+++ Data for this exercise

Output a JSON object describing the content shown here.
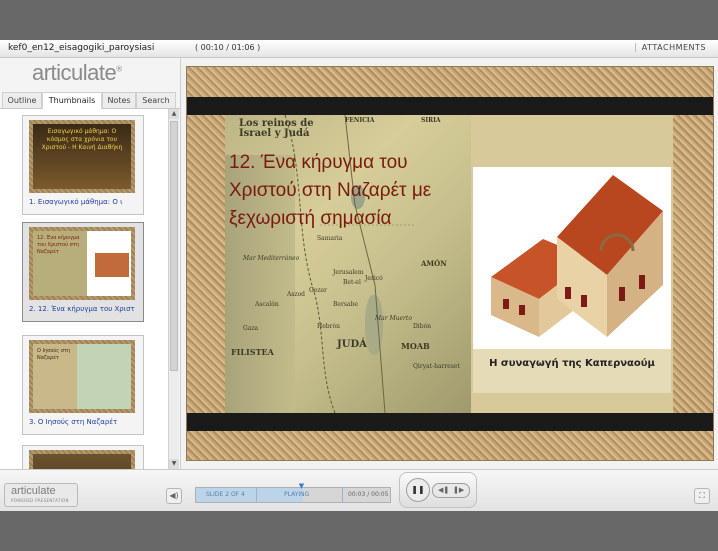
{
  "titlebar": {
    "title": "kef0_en12_eisagogiki_paroysiasi",
    "time": "( 00:10 / 01:06 )",
    "attachments": "ATTACHMENTS"
  },
  "sidebar": {
    "logo": "articulate",
    "tabs": [
      {
        "label": "Outline"
      },
      {
        "label": "Thumbnails"
      },
      {
        "label": "Notes"
      },
      {
        "label": "Search"
      }
    ],
    "thumbnails": [
      {
        "caption": "1. Εισαγωγικό μάθημα: Ο ι",
        "preview": "Εισαγωγικό μάθημα: Ο κόσμος στα χρόνια του Χριστού - Η Καινή Διαθήκη"
      },
      {
        "caption": "2. 12. Ένα κήρυγμα του Χριστ",
        "preview": "12. Ένα κήρυγμα του Χριστού στη Ναζαρέτ"
      },
      {
        "caption": "3. Ο Ιησούς στη Ναζαρέτ",
        "preview": "Ο Ιησούς στη Ναζαρέτ"
      },
      {
        "caption": "",
        "preview": ""
      }
    ],
    "selected_index": 1
  },
  "slide": {
    "title": "12. Ένα κήρυγμα του Χριστού στη Ναζαρέτ με ξεχωριστή σημασία",
    "photo_caption": "Η συναγωγή της Καπερναούμ",
    "map_labels": {
      "header": "Los reinos de Israel y Judá",
      "places": [
        "Samaria",
        "Jerusalem",
        "Bet-el",
        "Jericó",
        "Gezer",
        "Aszod",
        "Ascalón",
        "Gaza",
        "Hebrón",
        "Bersabe",
        "Dibón",
        "Qiryat-harreset",
        "Mar Muerto",
        "JUDÁ",
        "MOAB",
        "AMÓN",
        "SIRIA",
        "FENICIA",
        "FILISTEA",
        "Mar Mediterráneo"
      ]
    }
  },
  "bottombar": {
    "badge_name": "articulate",
    "badge_sub": "POWERED PRESENTATION",
    "slide_counter": "SLIDE 2 OF 4",
    "status": "PLAYING",
    "slide_time": "00:03 / 00:05",
    "progress_fraction": 0.55
  },
  "colors": {
    "title_red": "#7a1a0e",
    "link_blue": "#1f3fa3",
    "progress_fill": "#bcd4ea"
  }
}
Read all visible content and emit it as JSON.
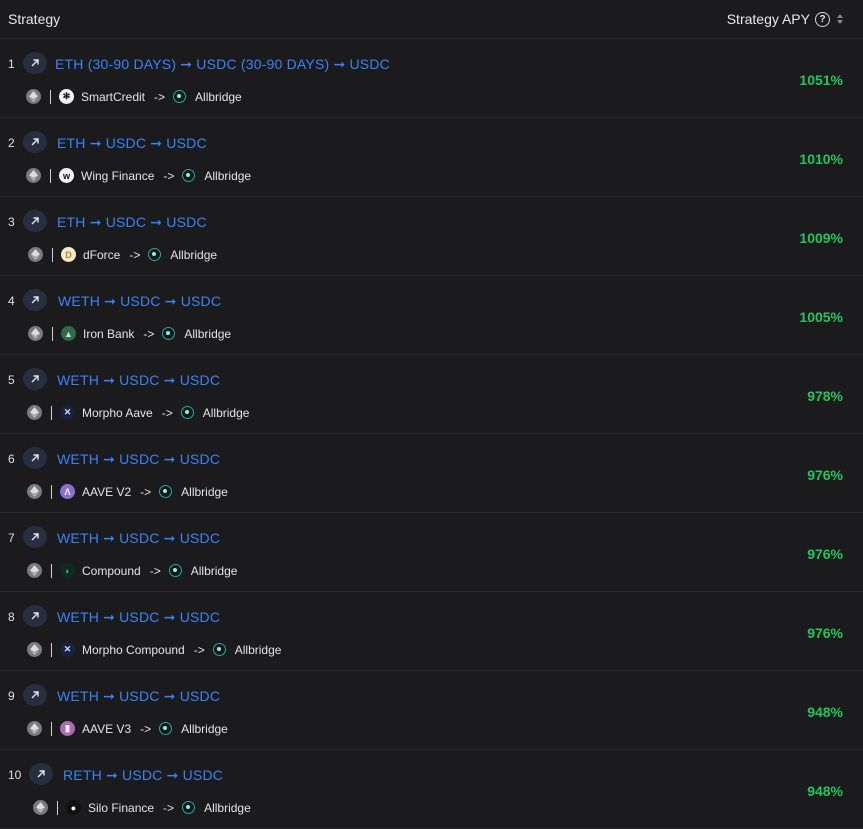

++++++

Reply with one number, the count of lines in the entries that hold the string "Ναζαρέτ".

4